Posted 16.10.2017 13:07 by Magnus Tvedt
On drill floor there is a 1 meter radius of stuff that rotates by machine power, and then there is a 10 meter radius area for everything else. Plenty of room for elephants.
Welcome to a modern offshore drilling rig, or an old one.
You get your protective gear on, glasses, coveralls and hardhat, and walk around in zones where we are allowed to walk.
Up the stairs to drill floor, we find ourselves in a discussion on how to proceed with operations. ‘The casing tong must be lifted in with the rig cranes, and then we hang it off a tugger while we shift it to the operational position.’ Five people are on the drill floor for this pre-job meeting, all nod and head off to get on with this routine operation.
Most likely they will get the job done in a safe and sound manner, taking time to stop and clearify any situations that might occur. Events such as new requirements, temporary equipment in the way, or someone forgot what they were supposed to do often throws a little spice on tedious work. We have a good track record of staying safe and keeping calm.
The guy operating the casing tong has been flown out with a helicopter, and operates his machine properly with click of buttons and visual verification of make-up curves from the couplings. All is good, and when the job casing is run, the crew moves the tong back to storage, after a pre-job meeting.
Is there anything worth discussing further this nice story from the life of a rig crew? No-one got hurt, and the operations went according to plan. The que here is routine.

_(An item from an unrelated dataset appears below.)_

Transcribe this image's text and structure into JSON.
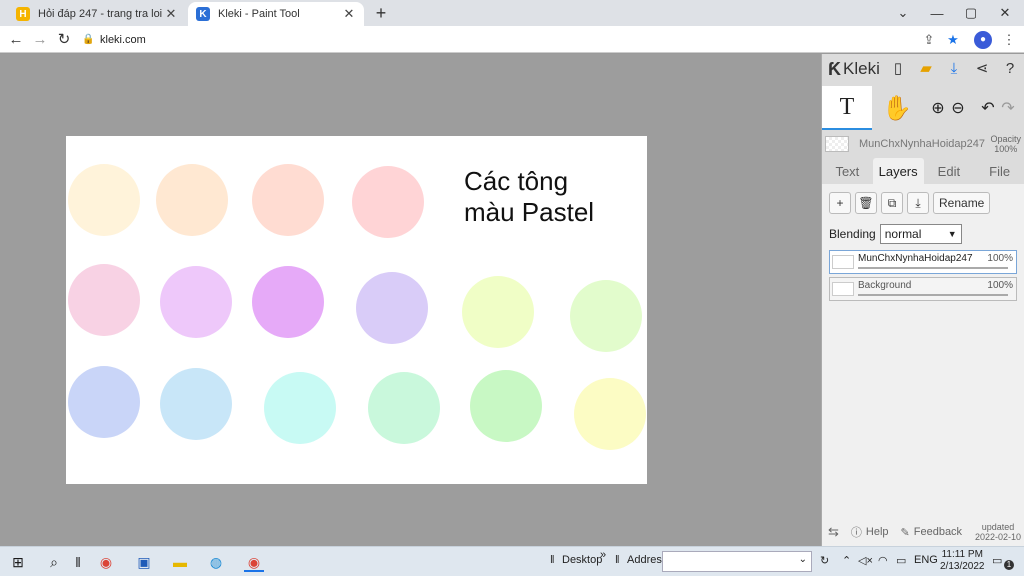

Every time a hole is made with a drill bit, we run casing into the hole to keep it open. 4-5 times per well at least. We apply this routine of pre-job meetings and people handling to every operation we do, and it takes a lot of time. Well, the alternative is to make mistakes, hurt people and damage equipment? Maybe so.
The good thing with this going at a calm pace is that we don’t need much detailed plans. There are people around to solve any event, with managers, engineers, equipment specialists and backup tools.
Who needs a plan, when you have all the talent in the world whirling around the bit 24/7.
The problem is the low oil price. What used to be a business custom is now turning into a inflating animal with four legs and a trumpet; trying to not disturb in board meetings.
The elephant has a banner with two images on it. One is a rectangle, and under the rectangle, there’s written ‘this is not a microchip plant’. The other image is a circle, and below it the text sounds ‘this is not a rocket’. Mr Elephant sounds his horn in discomfort, and those of you who speak elephant, would hear that he said ‘we need digital plans and more specialized machinery to speed things up around here’. He’s right, that wise elephant.
There is a balance in the market today in terms of well technology, plans and rig equipment, and this balance has lasted for decades. But as computer power and machine automation has boosted with Silicon purity and Valley coffee floods, we haven’t taken steps to lift the bar in our industry.
To gain performance and get more bang for the bucks in the drilling and well industry, we must digitalize the plans, make them faster and more complex. Write code for every assumption, and have modern computing power handle uncertainty analysis and what-if preparations. Then, the need for advanced machinery will be obvious, rig owners will cry for performance tools, and the elephant can go chew peanuts in the lobby.
To set Mr Elephant free and have our board rooms back in power, let’s joint the #fightagainstcopypaste, and get more advanced machinery on the drill floors.